New Gout Drug Shows Promise
A large clinical trial indicated that thedrug febuxostat resulted in lower levelsof serum uric acid than allopurinol, theagent currently used to treat the painfulform of arthritis in which uric acid crystalsaccumulate in the joints. Accordingto researchers from the University ofChicago Medical Center, both allopurinoland febuxostat will reduce blood levelsof uric acid, thereby preventing thesedeposits from forming. The trial included762 people with gout who were randomlyassigned to take allopurinol or one of 2doses of febuxostat—80 mg/day or 120mg/day. The goal, which was a reductionof uric acid level to no more than 6mg/dL of blood, was achieved in 53% ofthe 80-mg/day group, 62% of the 120-mg/day group, and 21% of the allopurinolgroup. According to study author MichaelA. Becker, MD, the difference betweenthe 2 drugs is that allopurinol is metabolizedby the kidneys, and febuxostat ismetabolized by the liver—which wouldmake febuxostat preferable for peoplewith weak kidney function. Longer-termstudies are needed to determine thedrug's efficacy after 1 year.

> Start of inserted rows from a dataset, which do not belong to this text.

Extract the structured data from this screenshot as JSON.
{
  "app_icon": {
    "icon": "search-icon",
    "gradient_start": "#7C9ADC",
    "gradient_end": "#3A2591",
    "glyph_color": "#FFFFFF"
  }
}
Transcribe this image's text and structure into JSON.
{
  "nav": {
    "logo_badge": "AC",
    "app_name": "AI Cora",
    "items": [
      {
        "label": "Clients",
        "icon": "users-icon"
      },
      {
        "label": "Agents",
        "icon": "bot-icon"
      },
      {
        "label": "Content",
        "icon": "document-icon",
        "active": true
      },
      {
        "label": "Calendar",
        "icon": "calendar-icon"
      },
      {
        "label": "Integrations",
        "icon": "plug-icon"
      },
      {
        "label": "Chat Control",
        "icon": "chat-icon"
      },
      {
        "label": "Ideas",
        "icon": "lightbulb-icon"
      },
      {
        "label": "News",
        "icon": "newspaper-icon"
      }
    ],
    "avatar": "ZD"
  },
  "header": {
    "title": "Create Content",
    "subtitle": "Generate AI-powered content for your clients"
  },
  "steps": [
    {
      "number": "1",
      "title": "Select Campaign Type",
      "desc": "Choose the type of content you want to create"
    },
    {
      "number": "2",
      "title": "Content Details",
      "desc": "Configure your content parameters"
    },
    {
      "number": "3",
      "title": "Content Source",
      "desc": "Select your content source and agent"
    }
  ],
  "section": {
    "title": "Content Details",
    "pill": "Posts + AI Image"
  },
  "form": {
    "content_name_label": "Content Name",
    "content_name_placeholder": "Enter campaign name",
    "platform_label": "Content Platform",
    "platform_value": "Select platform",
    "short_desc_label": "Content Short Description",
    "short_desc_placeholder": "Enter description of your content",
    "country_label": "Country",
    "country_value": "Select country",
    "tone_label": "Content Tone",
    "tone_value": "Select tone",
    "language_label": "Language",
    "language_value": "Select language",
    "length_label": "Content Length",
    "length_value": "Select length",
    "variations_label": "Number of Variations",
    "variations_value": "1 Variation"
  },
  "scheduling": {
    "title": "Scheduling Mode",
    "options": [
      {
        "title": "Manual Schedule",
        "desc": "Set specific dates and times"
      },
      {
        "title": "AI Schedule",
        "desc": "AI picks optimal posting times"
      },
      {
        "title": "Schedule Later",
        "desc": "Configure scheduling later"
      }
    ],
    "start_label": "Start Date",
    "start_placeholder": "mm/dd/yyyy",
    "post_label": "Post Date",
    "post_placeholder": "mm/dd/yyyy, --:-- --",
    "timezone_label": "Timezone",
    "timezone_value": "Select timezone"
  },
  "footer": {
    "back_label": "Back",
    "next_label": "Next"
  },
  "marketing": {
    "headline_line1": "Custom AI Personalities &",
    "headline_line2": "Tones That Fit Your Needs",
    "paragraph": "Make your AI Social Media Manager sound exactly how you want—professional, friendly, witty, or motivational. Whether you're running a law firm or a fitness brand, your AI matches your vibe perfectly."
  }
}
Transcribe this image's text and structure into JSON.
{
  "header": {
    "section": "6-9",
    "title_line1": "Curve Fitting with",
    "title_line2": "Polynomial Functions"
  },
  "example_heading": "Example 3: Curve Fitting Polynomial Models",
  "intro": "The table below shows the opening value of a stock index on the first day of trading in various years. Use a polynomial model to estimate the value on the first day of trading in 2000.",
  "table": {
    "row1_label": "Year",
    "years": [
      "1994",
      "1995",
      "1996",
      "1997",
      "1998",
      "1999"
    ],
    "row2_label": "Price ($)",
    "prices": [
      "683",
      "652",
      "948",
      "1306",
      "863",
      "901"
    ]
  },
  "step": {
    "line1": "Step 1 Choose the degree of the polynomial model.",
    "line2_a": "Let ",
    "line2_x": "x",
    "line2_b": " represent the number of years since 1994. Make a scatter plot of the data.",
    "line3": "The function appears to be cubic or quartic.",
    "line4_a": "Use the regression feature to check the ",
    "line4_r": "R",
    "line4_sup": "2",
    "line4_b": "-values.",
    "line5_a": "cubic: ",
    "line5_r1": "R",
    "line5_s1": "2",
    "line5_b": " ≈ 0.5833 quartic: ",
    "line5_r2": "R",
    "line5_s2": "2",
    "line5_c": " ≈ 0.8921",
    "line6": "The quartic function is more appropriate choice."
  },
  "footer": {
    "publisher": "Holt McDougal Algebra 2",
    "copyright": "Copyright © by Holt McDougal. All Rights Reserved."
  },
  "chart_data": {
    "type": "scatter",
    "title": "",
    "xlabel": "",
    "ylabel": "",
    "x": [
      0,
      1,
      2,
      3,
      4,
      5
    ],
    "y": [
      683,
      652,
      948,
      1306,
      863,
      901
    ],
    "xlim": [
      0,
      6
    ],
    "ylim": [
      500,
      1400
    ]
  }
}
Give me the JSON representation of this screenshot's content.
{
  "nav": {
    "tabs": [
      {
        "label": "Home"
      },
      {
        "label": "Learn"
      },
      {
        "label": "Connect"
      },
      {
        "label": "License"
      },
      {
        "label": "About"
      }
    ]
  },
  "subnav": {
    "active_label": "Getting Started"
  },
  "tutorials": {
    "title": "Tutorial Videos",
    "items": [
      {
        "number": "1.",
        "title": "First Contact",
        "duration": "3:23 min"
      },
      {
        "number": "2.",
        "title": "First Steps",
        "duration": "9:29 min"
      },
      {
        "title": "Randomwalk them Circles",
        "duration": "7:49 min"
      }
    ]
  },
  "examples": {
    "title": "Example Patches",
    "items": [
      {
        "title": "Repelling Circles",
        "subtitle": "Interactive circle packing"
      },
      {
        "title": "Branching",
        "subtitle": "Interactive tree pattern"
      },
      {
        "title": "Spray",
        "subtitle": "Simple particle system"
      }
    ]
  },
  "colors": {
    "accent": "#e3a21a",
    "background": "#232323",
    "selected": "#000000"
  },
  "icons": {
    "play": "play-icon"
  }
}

Ms. Farley is a freelance medicalwriter based in Wakefield, RI.